Element data from apps and pages
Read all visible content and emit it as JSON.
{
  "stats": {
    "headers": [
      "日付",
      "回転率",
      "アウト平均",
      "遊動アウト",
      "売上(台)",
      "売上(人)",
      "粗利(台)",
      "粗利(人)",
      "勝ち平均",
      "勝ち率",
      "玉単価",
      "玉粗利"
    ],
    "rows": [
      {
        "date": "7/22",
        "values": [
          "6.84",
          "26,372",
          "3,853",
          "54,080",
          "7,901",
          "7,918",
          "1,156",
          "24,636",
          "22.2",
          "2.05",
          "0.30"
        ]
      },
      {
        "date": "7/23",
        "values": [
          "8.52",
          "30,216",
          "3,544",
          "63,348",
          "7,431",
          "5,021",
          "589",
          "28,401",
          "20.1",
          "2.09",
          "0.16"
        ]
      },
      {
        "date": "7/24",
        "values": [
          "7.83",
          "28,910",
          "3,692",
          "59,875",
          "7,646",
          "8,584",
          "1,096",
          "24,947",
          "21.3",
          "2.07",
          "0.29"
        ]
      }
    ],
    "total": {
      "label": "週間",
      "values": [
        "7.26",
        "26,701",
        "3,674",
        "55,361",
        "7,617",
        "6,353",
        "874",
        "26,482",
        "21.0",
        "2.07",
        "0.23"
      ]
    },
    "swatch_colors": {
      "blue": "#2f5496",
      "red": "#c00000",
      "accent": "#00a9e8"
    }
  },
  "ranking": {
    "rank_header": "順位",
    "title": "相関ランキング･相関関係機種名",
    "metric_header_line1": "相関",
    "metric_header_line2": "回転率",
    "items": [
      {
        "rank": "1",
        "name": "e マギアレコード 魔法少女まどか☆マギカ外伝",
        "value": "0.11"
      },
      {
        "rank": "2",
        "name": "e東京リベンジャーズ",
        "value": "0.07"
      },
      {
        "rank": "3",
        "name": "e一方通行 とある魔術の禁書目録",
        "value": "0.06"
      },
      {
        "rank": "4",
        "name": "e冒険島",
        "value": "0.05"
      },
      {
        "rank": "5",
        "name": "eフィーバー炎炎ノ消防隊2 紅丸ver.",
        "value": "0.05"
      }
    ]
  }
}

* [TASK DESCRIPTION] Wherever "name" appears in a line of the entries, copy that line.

* [REPLY TO THE TASK]
        "name": "e マギアレコード 魔法少女まどか☆マギカ外伝",
        "name": "e東京リベンジャーズ",
        "name": "e一方通行 とある魔術の禁書目録",
        "name": "e冒険島",
        "name": "eフィーバー炎炎ノ消防隊2 紅丸ver.",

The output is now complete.